KANSAS CITY, Mo. — Romeo Crennel stood in the middle of the Kansas City Chiefs’ locker room Sunday, the emotion threatening to overcome the good-natured coach.
Chiefs owner Clark Hunt was at his side, offering support. Members of the team hugged each other, the mud smearing with tears on their cheeks. And over along the wall stood the empty locker that once belonged to Jovan Belcher, his jersey still hanging from a hook.
Just one day after the linebacker killed his girlfriend and then turned the gun on himself, the Chiefs banded together to play their finest game of the season, an inspired 27-21 victory over the Carolina Panthers that ended an eight-game losing streak suddenly rendered trivial.
‘‘As far as playing the game, I thought that was the best for us to do, because that’s what we do,’’ Crennel said, tears forming in the corners of his eyes. ‘‘We’re football players and football coaches and that’s what we do. We play on Sunday.’’
According to authorities, Belcher shot his girlfriend multiple times early Saturday at a residence near Arrowhead Stadium, then sped to the team’s practice facility and turned the gun on himself as Crennel and general manager Scott Pioli watched in the parking lot.
Pioli walked through the press box before the game and said he was doing ‘‘OK.’’
‘‘It’s been an incredibly difficult 24 hours for our family and our entire organization,’’ Hunt said. ‘‘We have so many guys on our team and our coaching staff who are really, really hurting.’’
Chiefs players gathered in the tunnel leading to the field for a brief prayer before their pregame stretching.
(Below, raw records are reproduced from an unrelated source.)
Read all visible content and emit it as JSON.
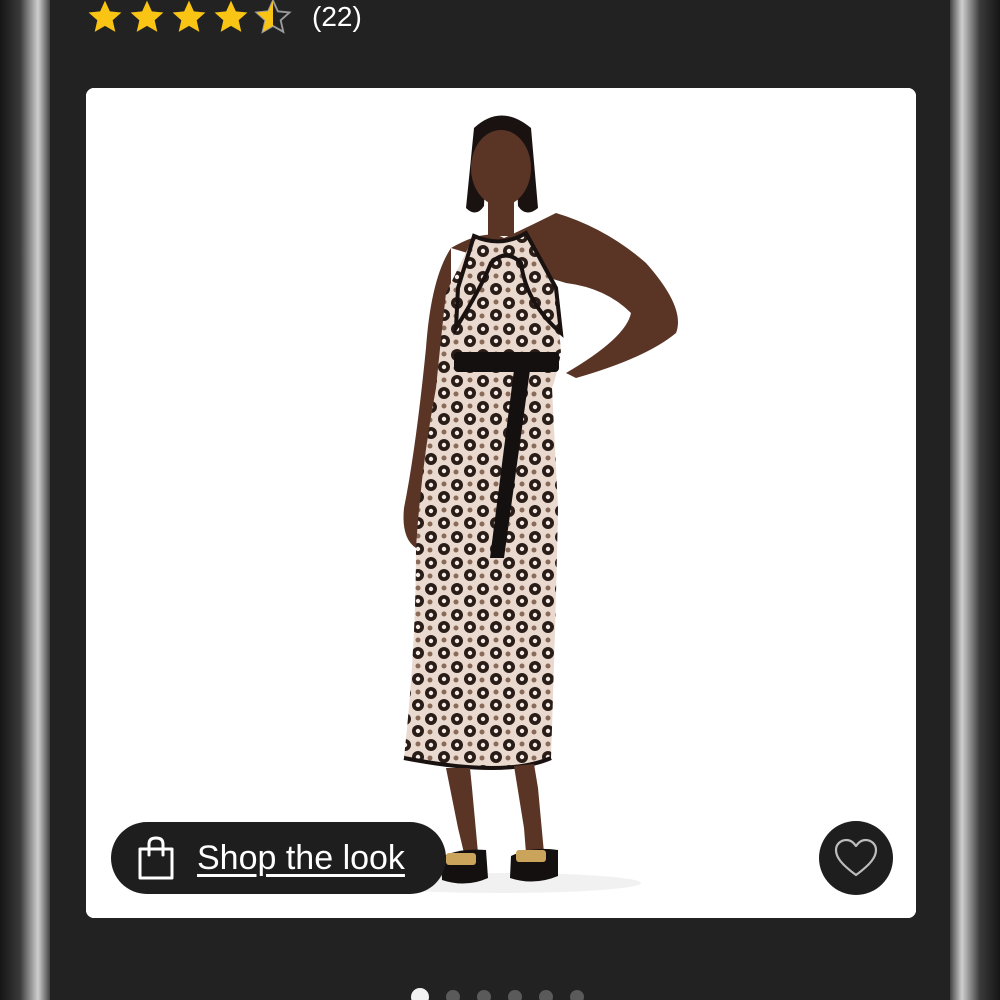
{
  "rating": {
    "value": 4.5,
    "max": 5,
    "review_count": "(22)",
    "star_color": "#F9C414"
  },
  "hero": {
    "alt": "Model wearing a sleeveless halter-neck floral knit midi dress with black tie belt and black sandals",
    "shop_label": "Shop the look",
    "shop_icon": "shopping-bag-icon",
    "favorite_icon": "heart-icon"
  },
  "carousel": {
    "total": 6,
    "active_index": 0
  },
  "colors": {
    "background": "#222222",
    "card": "#FFFFFF",
    "pill": "#1E1E1E"
  }
}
A few fans in the half-empty stadium held up signs referencing the shootings, and there was a moment of silence to remember all victims of domestic violence.
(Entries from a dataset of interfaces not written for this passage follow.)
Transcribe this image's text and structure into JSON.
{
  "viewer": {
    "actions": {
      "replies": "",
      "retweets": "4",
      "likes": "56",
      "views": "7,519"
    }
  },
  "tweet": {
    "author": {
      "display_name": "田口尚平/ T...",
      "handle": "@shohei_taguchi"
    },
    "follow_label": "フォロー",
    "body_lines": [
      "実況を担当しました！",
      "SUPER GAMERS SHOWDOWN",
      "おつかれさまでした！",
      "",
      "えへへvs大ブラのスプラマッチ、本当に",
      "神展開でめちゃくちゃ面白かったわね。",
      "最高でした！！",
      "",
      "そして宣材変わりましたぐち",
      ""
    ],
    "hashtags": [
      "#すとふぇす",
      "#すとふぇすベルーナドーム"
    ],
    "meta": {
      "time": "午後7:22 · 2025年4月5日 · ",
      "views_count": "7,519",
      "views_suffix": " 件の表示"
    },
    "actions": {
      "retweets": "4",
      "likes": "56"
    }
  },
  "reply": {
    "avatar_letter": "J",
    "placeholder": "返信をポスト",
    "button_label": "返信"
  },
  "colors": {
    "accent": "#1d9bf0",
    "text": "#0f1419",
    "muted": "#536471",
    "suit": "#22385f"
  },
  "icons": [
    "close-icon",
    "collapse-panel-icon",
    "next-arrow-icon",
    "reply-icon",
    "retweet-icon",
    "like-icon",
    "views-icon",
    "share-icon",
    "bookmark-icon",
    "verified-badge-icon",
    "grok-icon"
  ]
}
Kansas City police have not released a motive for the shootings, which claimed the life of Belcher and 22-year-old Kasandra M. Perkins, and left a 3-month-old girl, Zoey, an orphan.
‘‘I'm just trying to get through the rest of today,’’ said the Chiefs’ Brady Quinn, who threw his first two touchdown passes in three years. ‘‘The emotions of what has taken place will probably hit home for a few guys the next few days, when they realize what’s taken place.’’
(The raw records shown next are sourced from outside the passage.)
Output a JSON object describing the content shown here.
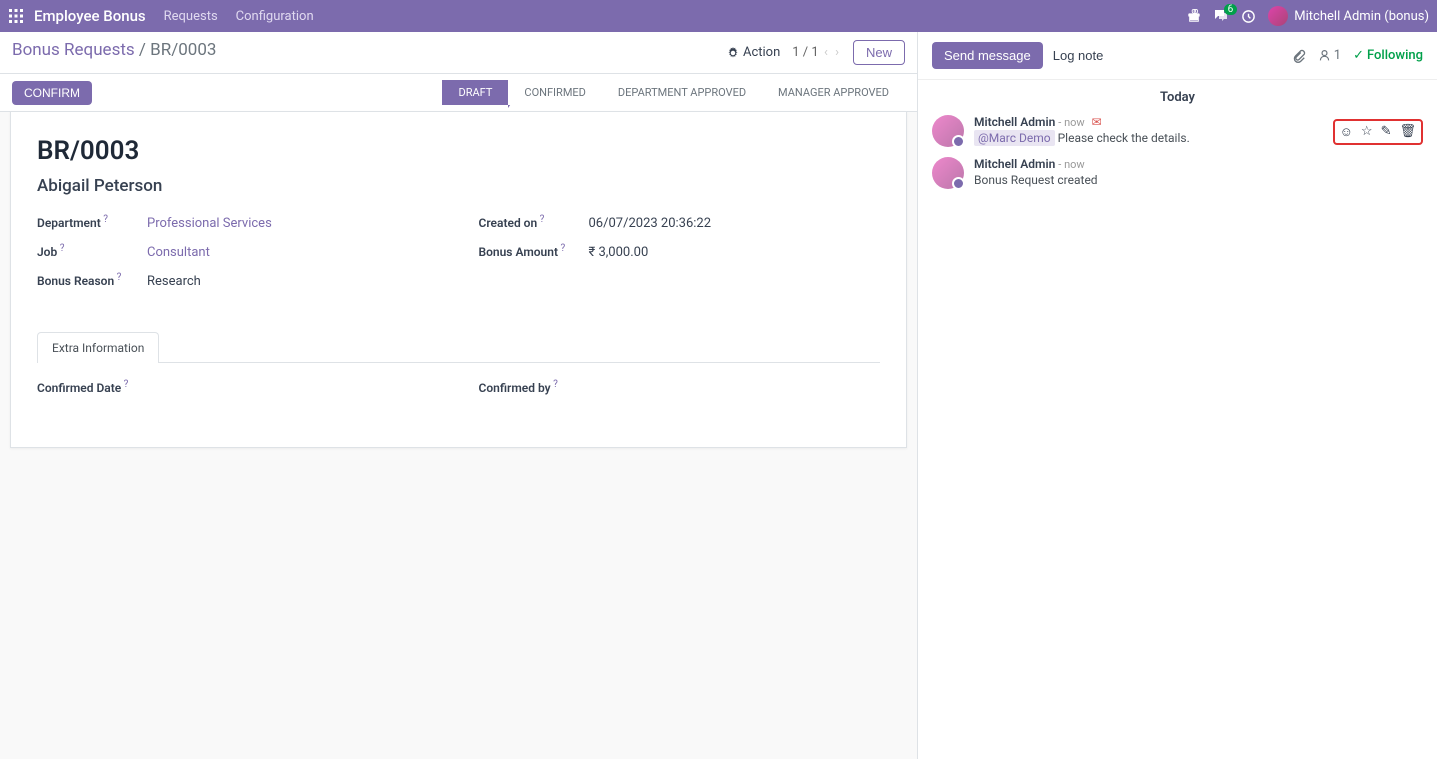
{
  "topbar": {
    "brand": "Employee Bonus",
    "links": [
      "Requests",
      "Configuration"
    ],
    "msg_badge": "6",
    "user": "Mitchell Admin (bonus)"
  },
  "breadcrumb": {
    "root": "Bonus Requests",
    "current": "BR/0003"
  },
  "controls": {
    "action": "Action",
    "pager": "1 / 1",
    "new": "New"
  },
  "statusbar": {
    "confirm": "CONFIRM",
    "steps": [
      "DRAFT",
      "CONFIRMED",
      "DEPARTMENT APPROVED",
      "MANAGER APPROVED"
    ]
  },
  "record": {
    "title": "BR/0003",
    "employee": "Abigail Peterson",
    "fields_left": {
      "department_label": "Department",
      "department_value": "Professional Services",
      "job_label": "Job",
      "job_value": "Consultant",
      "reason_label": "Bonus Reason",
      "reason_value": "Research"
    },
    "fields_right": {
      "created_label": "Created on",
      "created_value": "06/07/2023 20:36:22",
      "amount_label": "Bonus Amount",
      "amount_value": "₹ 3,000.00"
    },
    "tab": "Extra Information",
    "extra": {
      "confirmed_date_label": "Confirmed Date",
      "confirmed_by_label": "Confirmed by"
    }
  },
  "chatter": {
    "send": "Send message",
    "log": "Log note",
    "follower_count": "1",
    "following": "Following",
    "date": "Today",
    "messages": [
      {
        "author": "Mitchell Admin",
        "time": "now",
        "mention": "@Marc Demo",
        "text": " Please check the details.",
        "has_envelope": true
      },
      {
        "author": "Mitchell Admin",
        "time": "now",
        "text": "Bonus Request created",
        "has_envelope": false
      }
    ]
  }
}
Cam Newton threw for 232 yards and three touchdowns for the Panthers (3-9), who were informed the game would be played as scheduled while they were heading to Kansas City on Saturday.
‘‘You definitely feel for them. What they are going through is tragic,’’ Carolina tight end Greg Olsen said. ‘‘But we have a job to do. Our job is to come here and prepare to win. They wouldn’t expect any less.’’
Peyton Hillis had a touchdown run for Kansas City (2-10), while Tony Moeaki and Jon Baldwin had touchdown catches. Ryan Succop hit a pair of field goals, including a 52-yarder with 4:54 left that forced the Panthers try for a touchdown to steal the win.
Instead, they went three and out, and the Chiefs were able to run the clock down to 31 seconds before giving back the ball. Newton’s heave as time expired was caught by Steve Smith short of the end zone.
Panthers coach Ron Rivera greeted Crennel at midfield and gave him a hug.
‘‘They played an inspired football game,’’ Rivera said. ‘‘They did some really good things, and we have to give them credit, because they suffered through a very difficult time.’’
Kansas City took the opening possession and marched 74 yards in just six plays, including a 21-yard pass to Dwayne Bowe and a 34-yarder to Baldwin that got the Chiefs to the Carolina 2.
Hillis powered in to score the first touchdown for Kansas City on the opening possession of a game since Dec. 26, 2010. Hillis ran to the sideline, handed the ball to Crennel, and gave his coach a hug.
Kansas City finished the half with one of its best drives of the year, an 80-yard march that took up the final 7:25. Hillis was stuffed at the line on third and goal, and Crennel allowed the clock to hit two seconds before calling timeout. On the final play, Quinn saw Moeaki open in the back of the end zone and delivered a soft toss for a 17-14 lead.
After Carolina mounted a comeback, the Chiefs added a field goal and then burned enough of the clock to ensure the victory.
One that allowed the Chiefs to celebrate in the midst of their mourning.
‘‘There were pockets in the game where reality hits you again, and that’s sobering,’’ said Chiefs linebacker Andy Studebaker. ‘‘I've been telling people, Jovan was like a brother to us. His family was family to us. Our hearts go out to them, man, and the game maybe took our heads off it for a while. It brought us closer as a team today, I think. But it’s never going to be easy.’’